‘Krane’ is a Chrome OS device in development that we’ve not talked about too often. As a matter of fact, we mentioned it upon its arrival in our consciousness in April of this year and once again as Gabriel found it would be only the second Chrome OS device to make the questionable decision of ditching the headphone jack. Other than those two posts, we’ve not really tracked anything unique about this device, but we have a few more clues to add to the pile that tell us a bit more about this upcoming tablet-only device.
First up, let’s get the clues from the Chromium Repositories out of the way. We have two things of interest, here. On one hand, we have proof that in lieu of a headphone jack, Lenovo looks to be assuring support for a USB Type C to 3.5mm headphone converter. That bit of proof comes with a clear reference to Lenovo, so I suppose that’s a 2-for-1 clue. Second, we have proof that they will be removing the POGO pin support we expect most of the ‘Kukui’-based devices to ship with.
Let’s start with the latter. POGO support is being removed from ‘Krane’ and if you’ve been following along, ‘Krane’ is one of a slew of new devices based on the ‘Kukui’ baseboard. This ‘Kukui’ board is toting support for things like a MediaTek 8183 chip, ambient light sensing, Bluetooth 5, detachable/tablet form factors, and more. We know there are at least 10 of these devices in development and we expect to start seeing the first ones arrive at CES in just a couple weeks.
POGO pins are, in general, used for keyboard accessories in detaching devices like the Pixel Slate and HP X2. This port gives tablet devices a quick way to pair up with a keyboard for use as a laptop when necessary and we expect to see quite a bit of this with ‘Kukui’-based devices. It would have made perfect sense for ‘Krane’ to leverage this connector, but it has clearly been removed as seen in the language from this commit in the repositories:
krane: do not support POGO dock
krane doesn’t have a POGO dock, the config should be dropped.

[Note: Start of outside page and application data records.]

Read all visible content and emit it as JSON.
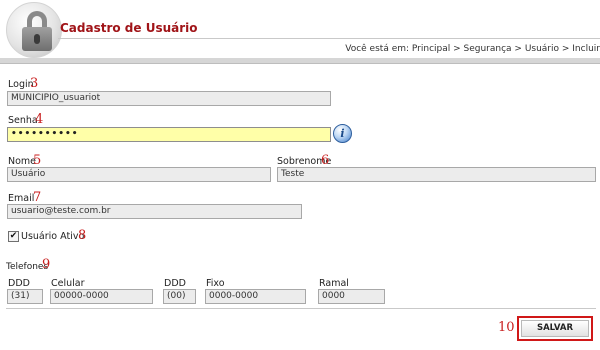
{
  "header": {
    "title": "Cadastro de Usuário",
    "breadcrumb": "Você está em: Principal > Segurança > Usuário > Incluir",
    "logo_icon": "lock-icon"
  },
  "form": {
    "login": {
      "label": "Login",
      "value": "MUNICIPIO_usuariot",
      "marker": "3"
    },
    "senha": {
      "label": "Senha",
      "value": "••••••••••",
      "marker": "4",
      "info_icon": "info-icon",
      "info_glyph": "i"
    },
    "nome": {
      "label": "Nome",
      "value": "Usuário",
      "marker": "5"
    },
    "sobrenome": {
      "label": "Sobrenome",
      "value": "Teste",
      "marker": "6"
    },
    "email": {
      "label": "Email",
      "value": "usuario@teste.com.br",
      "marker": "7"
    },
    "ativo": {
      "label": "Usuário Ativo",
      "checked": true,
      "check_glyph": "✔",
      "marker": "8"
    },
    "telefones": {
      "label": "Telefones",
      "marker": "9",
      "ddd1_label": "DDD",
      "ddd1_value": "(31)",
      "celular_label": "Celular",
      "celular_value": "00000-0000",
      "ddd2_label": "DDD",
      "ddd2_value": "(00)",
      "fixo_label": "Fixo",
      "fixo_value": "0000-0000",
      "ramal_label": "Ramal",
      "ramal_value": "0000"
    }
  },
  "actions": {
    "save_label": "SALVAR",
    "marker": "10"
  },
  "colors": {
    "title": "#a01418",
    "marker": "#c81e1e",
    "password_bg": "#ffffa8",
    "button_border": "#d01818"
  }
}
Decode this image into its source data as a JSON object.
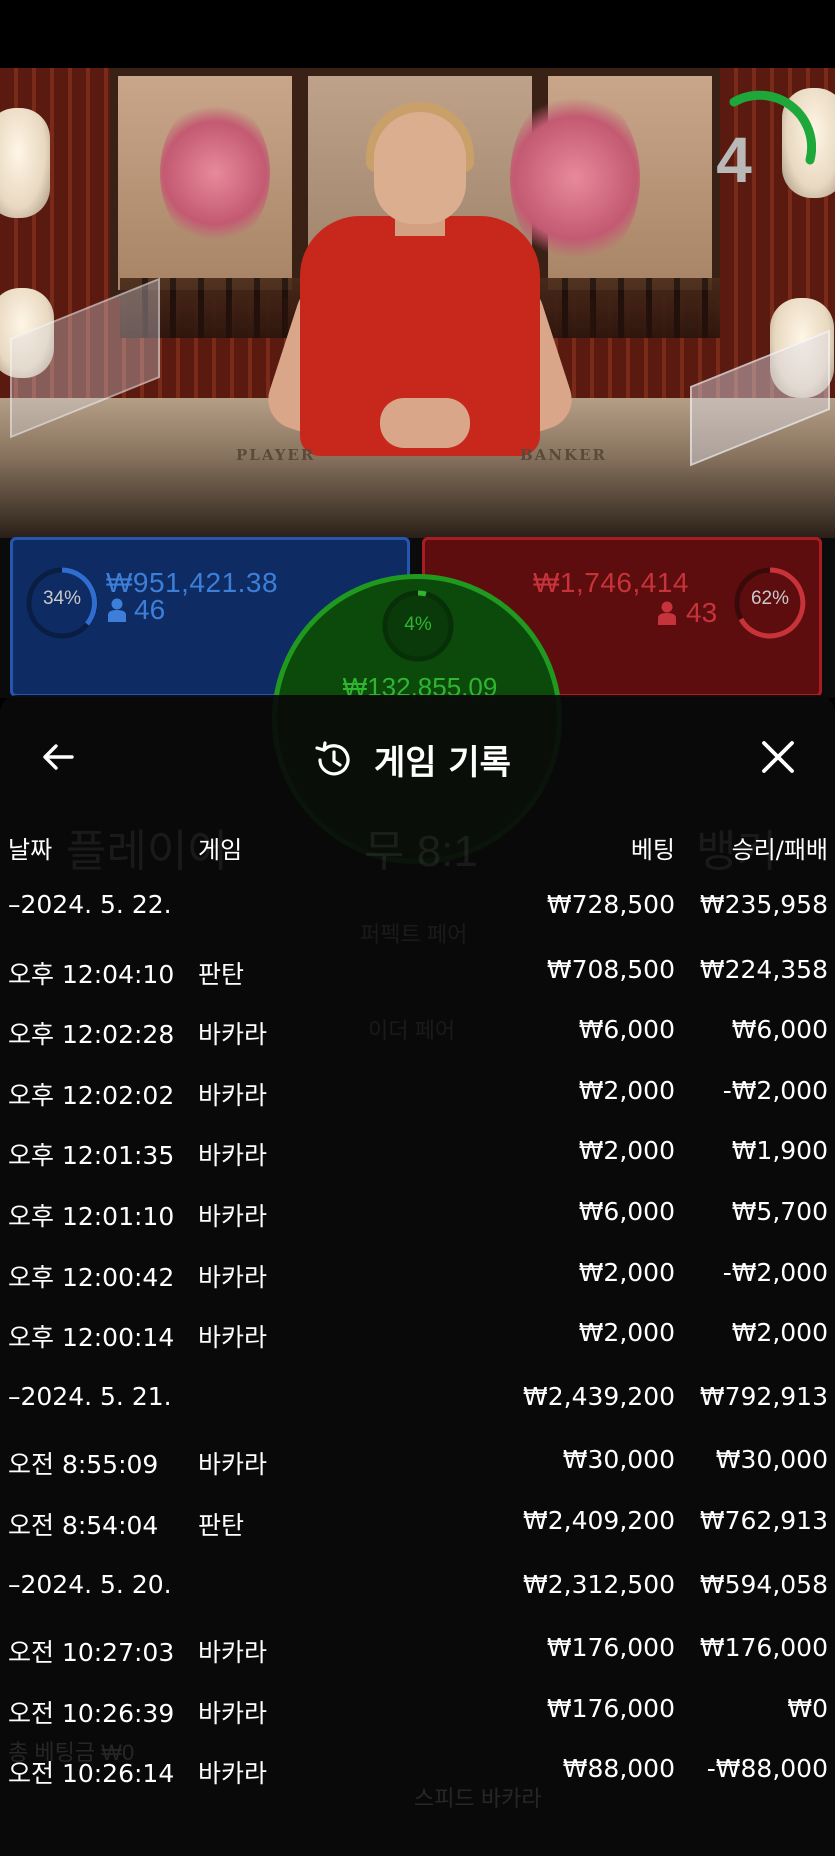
{
  "timer": {
    "count": "4"
  },
  "table_labels": {
    "player": "PLAYER",
    "banker": "BANKER"
  },
  "bets": {
    "player": {
      "percent": "34%",
      "amount": "₩951,421.38",
      "players": "46",
      "color": "#2557b0"
    },
    "banker": {
      "percent": "62%",
      "amount": "₩1,746,414",
      "players": "43",
      "color": "#a81d22"
    },
    "tie": {
      "percent": "4%",
      "amount": "₩132,855.09",
      "color": "#1f9a1f"
    }
  },
  "background_ghost": {
    "player_label": "플레이어",
    "tie_label": "무 8:1",
    "banker_label": "뱅커",
    "pair_label": "퍼펙트 페어",
    "either_pair": "이더 페어",
    "total_bet": "총 베팅금 ₩0",
    "game_name": "스피드 바카라"
  },
  "history": {
    "title": "게임 기록",
    "columns": {
      "date": "날짜",
      "game": "게임",
      "bet": "베팅",
      "result": "승리/패배"
    },
    "rows": [
      {
        "type": "date",
        "date": "–2024. 5. 22.",
        "bet": "₩728,500",
        "result": "₩235,958"
      },
      {
        "type": "entry",
        "date": "오후 12:04:10",
        "game": "판탄",
        "bet": "₩708,500",
        "result": "₩224,358"
      },
      {
        "type": "entry",
        "date": "오후 12:02:28",
        "game": "바카라",
        "bet": "₩6,000",
        "result": "₩6,000"
      },
      {
        "type": "entry",
        "date": "오후 12:02:02",
        "game": "바카라",
        "bet": "₩2,000",
        "result": "-₩2,000"
      },
      {
        "type": "entry",
        "date": "오후 12:01:35",
        "game": "바카라",
        "bet": "₩2,000",
        "result": "₩1,900"
      },
      {
        "type": "entry",
        "date": "오후 12:01:10",
        "game": "바카라",
        "bet": "₩6,000",
        "result": "₩5,700"
      },
      {
        "type": "entry",
        "date": "오후 12:00:42",
        "game": "바카라",
        "bet": "₩2,000",
        "result": "-₩2,000"
      },
      {
        "type": "entry",
        "date": "오후 12:00:14",
        "game": "바카라",
        "bet": "₩2,000",
        "result": "₩2,000"
      },
      {
        "type": "date",
        "date": "–2024. 5. 21.",
        "bet": "₩2,439,200",
        "result": "₩792,913"
      },
      {
        "type": "entry",
        "date": "오전 8:55:09",
        "game": "바카라",
        "bet": "₩30,000",
        "result": "₩30,000"
      },
      {
        "type": "entry",
        "date": "오전 8:54:04",
        "game": "판탄",
        "bet": "₩2,409,200",
        "result": "₩762,913"
      },
      {
        "type": "date",
        "date": "–2024. 5. 20.",
        "bet": "₩2,312,500",
        "result": "₩594,058"
      },
      {
        "type": "entry",
        "date": "오전 10:27:03",
        "game": "바카라",
        "bet": "₩176,000",
        "result": "₩176,000"
      },
      {
        "type": "entry",
        "date": "오전 10:26:39",
        "game": "바카라",
        "bet": "₩176,000",
        "result": "₩0"
      },
      {
        "type": "entry",
        "date": "오전 10:26:14",
        "game": "바카라",
        "bet": "₩88,000",
        "result": "-₩88,000"
      }
    ]
  }
}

So, why drop the POGO pin support? We’re looking to find more clues about this, but it seems that ‘Krane’ will likely be a tablet-first and tablet-only device. There have only been a few devices like this in the Chrome OS ecosystem thus far, and they were oddities. The most popular and notable was the Acer Chromebook Tab 10. With a very nice screen and pen support, it was a decent tablet held back mainly by the poor tablet mode of Chrome OS at the time and the sluggish Rockchip processor.
I suppose it is time to try again with a Chrome OS tablet and Lenovo looks to be one of the companies giving it a shot. With pen support likely, this device could end up being very similar to the Acer Chromebook Tab 10, but with a much-improved software interface and what we’re hoping will be a much faster ARM processor than the Rockchip RK3399.
We keep referring to ‘Krane’ as a Lenovo device, and that is for good reason. The other commit we’ve uncovered is a very clear nod not only to the maker of this device, but to the fact that they’ll be giving users a work-around for the fact that ‘Krane’ will ship without a headphone jack. The language we found in this particular commit gives all this away:
krane: Add Lenovo USB-C TO 3.5mm Adapter
Add Lenovo USB-C TO 3.5mm Adapter
First up, it is very clear now that this device will be made by Lenovo. Commits don’t get written to include manufacturer-specific hardware if the device itself isn’t made by that manufacturer. Just like we saw with Dell’s Chromebook Enterprise offerings earlier this year, commits with manufacturer-specific language around manufacturer-specific peripherals make a clear-cut case for the maker of the device in question.
The bigger concern, here, is the decision by Lenovo to drop the headphone jack in favor of requiring users to get a dongle out in order to plug in headphones. Look, I know it is the 2019 thing to do, but why? With a tablet or Chromebook, it doesn’t seem necessary in the least. If the big argument for ditching the headphone jack is space, that argument just doesn’t hold water with larger devices. It seems, however, that Lenovo is doing it anyway.
With the removal of POGO pins and what looks to be the addition of the USB-C to 3.5mm headphone adapter in the box, Lenovo seems to be going all-tablet with ‘Krane’. Don’t expect this device to ship with a keyboard attachment in the box or show up with one available right away. My hope is Lenovo is at least considering a solution for those that would need one. I hope that, unlike other Chrome OS tablets, ‘Krane’ will get an official folio case with a Bluetooth keyboard and trackpad (think Brydge G-Type for the Pixel Slate) that gives you some sort of stand function. Chrome OS on a tablet has come a long way, but that doesn’t take away from the fact that under that tablet UI is a great desktop device that many users will want to use in that way.